──────── Given data ────────
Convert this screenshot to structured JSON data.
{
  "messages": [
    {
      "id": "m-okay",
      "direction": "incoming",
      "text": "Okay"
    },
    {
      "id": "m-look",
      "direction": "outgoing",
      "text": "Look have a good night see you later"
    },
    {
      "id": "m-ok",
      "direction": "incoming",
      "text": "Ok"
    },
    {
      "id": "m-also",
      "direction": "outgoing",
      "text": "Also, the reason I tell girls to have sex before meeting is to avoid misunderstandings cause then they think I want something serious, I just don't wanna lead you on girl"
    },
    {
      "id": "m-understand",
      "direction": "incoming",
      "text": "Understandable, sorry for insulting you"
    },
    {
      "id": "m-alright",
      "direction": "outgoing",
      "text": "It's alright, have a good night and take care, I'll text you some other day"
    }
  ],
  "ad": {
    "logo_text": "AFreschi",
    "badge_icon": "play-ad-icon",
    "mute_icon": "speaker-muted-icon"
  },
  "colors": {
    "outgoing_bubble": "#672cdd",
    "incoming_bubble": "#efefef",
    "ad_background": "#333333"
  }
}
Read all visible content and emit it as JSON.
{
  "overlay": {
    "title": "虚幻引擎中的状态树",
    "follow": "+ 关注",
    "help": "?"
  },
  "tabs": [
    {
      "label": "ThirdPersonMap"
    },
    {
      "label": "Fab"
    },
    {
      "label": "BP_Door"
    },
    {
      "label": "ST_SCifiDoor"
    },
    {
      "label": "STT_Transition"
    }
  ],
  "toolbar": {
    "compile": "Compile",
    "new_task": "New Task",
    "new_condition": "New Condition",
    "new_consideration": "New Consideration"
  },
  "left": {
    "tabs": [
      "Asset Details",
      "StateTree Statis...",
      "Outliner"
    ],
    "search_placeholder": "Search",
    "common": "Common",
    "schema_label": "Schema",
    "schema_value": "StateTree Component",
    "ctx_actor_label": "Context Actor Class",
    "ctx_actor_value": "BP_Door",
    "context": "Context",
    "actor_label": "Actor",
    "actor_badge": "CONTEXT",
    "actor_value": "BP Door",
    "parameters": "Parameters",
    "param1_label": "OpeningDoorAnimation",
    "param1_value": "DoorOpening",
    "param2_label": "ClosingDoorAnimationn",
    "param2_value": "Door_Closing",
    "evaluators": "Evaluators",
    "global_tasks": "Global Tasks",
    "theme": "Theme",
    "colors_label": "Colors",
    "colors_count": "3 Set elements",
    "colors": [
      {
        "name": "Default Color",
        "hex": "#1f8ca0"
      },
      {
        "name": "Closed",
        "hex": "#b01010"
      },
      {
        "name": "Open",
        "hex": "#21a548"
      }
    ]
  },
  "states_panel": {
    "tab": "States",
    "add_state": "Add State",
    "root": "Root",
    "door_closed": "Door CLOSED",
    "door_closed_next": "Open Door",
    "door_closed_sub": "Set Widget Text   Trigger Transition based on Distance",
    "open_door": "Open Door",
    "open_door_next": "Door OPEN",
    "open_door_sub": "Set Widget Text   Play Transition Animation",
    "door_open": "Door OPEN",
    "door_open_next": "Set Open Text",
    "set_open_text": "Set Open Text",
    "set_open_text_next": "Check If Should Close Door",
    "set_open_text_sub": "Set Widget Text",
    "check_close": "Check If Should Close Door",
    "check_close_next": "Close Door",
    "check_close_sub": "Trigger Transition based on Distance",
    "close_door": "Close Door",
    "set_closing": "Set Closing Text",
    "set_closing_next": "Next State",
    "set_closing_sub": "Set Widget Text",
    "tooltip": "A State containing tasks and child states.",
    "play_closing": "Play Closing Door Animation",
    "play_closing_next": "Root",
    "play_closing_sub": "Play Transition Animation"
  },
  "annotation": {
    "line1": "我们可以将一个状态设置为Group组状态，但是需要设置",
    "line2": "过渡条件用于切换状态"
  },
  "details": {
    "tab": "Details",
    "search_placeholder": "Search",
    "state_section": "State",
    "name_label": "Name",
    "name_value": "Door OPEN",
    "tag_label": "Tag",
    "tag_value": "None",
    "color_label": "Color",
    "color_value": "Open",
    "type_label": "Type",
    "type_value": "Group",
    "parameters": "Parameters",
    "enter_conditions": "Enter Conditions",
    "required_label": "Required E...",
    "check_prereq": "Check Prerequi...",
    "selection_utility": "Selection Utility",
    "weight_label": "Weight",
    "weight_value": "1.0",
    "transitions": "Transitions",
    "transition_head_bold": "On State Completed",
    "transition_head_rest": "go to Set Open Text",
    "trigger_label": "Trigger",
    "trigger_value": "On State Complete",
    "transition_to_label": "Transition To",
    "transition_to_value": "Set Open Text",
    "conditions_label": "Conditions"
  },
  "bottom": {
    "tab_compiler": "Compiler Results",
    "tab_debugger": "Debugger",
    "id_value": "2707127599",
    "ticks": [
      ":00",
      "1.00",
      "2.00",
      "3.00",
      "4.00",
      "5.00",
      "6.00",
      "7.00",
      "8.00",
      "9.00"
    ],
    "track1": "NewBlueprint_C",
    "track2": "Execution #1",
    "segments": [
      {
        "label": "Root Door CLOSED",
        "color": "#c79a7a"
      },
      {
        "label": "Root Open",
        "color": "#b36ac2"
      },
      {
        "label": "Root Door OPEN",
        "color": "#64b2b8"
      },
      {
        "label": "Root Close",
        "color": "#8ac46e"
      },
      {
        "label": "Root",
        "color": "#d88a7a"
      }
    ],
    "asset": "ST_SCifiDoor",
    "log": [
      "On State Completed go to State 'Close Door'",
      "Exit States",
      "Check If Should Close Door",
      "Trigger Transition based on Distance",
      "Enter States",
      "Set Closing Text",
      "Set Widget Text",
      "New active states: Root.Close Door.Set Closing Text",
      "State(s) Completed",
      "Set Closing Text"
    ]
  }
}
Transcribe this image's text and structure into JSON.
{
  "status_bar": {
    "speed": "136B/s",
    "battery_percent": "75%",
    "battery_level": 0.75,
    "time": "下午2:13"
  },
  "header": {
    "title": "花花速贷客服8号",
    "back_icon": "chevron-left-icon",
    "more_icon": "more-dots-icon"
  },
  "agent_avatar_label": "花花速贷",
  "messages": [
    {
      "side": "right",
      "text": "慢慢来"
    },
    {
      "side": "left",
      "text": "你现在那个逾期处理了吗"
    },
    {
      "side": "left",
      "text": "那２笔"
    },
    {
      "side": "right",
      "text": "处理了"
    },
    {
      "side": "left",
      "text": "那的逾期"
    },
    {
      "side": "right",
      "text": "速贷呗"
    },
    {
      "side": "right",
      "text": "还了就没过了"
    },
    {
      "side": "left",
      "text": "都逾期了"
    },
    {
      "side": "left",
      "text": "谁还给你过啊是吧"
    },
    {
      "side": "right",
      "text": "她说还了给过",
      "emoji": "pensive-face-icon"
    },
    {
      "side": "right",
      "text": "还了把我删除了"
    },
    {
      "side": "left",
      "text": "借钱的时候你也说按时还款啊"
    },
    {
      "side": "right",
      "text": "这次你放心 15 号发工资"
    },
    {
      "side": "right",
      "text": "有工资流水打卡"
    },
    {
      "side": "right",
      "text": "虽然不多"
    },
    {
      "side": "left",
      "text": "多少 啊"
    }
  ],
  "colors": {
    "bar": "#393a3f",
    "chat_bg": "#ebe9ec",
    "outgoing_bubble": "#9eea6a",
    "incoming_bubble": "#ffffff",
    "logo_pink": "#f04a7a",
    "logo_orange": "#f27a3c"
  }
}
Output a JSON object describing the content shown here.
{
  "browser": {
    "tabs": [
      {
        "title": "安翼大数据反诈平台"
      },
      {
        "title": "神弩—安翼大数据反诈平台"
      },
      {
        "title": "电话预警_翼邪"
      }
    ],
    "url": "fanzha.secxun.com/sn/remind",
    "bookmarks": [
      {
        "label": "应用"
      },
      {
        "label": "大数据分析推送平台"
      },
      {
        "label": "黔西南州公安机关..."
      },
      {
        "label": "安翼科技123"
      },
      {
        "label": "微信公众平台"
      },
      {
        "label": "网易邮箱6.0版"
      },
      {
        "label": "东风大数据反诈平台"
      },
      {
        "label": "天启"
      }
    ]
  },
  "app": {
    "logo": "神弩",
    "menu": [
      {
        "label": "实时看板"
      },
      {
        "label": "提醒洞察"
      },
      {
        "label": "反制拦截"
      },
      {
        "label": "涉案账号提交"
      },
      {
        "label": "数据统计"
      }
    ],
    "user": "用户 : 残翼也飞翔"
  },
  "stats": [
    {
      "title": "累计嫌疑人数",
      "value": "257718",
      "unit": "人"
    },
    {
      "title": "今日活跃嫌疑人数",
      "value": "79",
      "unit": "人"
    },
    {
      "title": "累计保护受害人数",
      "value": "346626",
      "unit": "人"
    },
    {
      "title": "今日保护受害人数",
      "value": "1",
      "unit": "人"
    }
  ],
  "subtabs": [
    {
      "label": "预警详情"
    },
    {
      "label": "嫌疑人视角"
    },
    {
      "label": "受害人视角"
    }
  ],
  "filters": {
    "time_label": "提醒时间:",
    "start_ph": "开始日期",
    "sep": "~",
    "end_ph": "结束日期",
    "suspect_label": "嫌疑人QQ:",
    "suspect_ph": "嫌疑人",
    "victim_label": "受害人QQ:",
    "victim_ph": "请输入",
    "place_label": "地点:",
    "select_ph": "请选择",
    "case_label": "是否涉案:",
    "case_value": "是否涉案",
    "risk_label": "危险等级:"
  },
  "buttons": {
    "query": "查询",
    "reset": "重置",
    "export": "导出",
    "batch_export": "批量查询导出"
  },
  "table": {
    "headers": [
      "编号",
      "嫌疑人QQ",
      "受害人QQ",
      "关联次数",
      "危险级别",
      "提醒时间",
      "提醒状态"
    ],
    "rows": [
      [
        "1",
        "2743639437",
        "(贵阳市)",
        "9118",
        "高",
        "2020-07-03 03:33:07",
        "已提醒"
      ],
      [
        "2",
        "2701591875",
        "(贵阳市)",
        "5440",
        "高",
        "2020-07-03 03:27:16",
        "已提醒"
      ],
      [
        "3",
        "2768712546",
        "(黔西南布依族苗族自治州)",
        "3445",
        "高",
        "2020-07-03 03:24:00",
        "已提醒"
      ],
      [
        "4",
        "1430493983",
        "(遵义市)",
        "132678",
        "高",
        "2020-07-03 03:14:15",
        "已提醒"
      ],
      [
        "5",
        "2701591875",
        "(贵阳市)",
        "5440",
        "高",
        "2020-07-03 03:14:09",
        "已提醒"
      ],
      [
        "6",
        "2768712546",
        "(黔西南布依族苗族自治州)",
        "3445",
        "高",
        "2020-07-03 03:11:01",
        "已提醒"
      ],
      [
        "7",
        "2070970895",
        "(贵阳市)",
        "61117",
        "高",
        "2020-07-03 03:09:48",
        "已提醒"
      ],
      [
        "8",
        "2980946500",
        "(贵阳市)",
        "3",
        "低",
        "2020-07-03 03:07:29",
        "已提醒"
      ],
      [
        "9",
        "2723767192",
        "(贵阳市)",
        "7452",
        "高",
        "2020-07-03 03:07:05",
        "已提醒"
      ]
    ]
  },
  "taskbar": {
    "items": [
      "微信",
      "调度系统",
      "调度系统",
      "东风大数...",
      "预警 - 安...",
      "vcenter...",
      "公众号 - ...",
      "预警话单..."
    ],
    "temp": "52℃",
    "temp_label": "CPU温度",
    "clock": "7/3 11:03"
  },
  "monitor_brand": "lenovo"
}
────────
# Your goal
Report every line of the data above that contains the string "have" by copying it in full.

# Task response
      "text": "Look have a good night see you later"
      "text": "Also, the reason I tell girls to have sex before meeting is to avoid misunderstandings cause then they think I want something serious, I just don't wanna lead you on girl"
      "text": "It's alright, have a good night and take care, I'll text you some other day"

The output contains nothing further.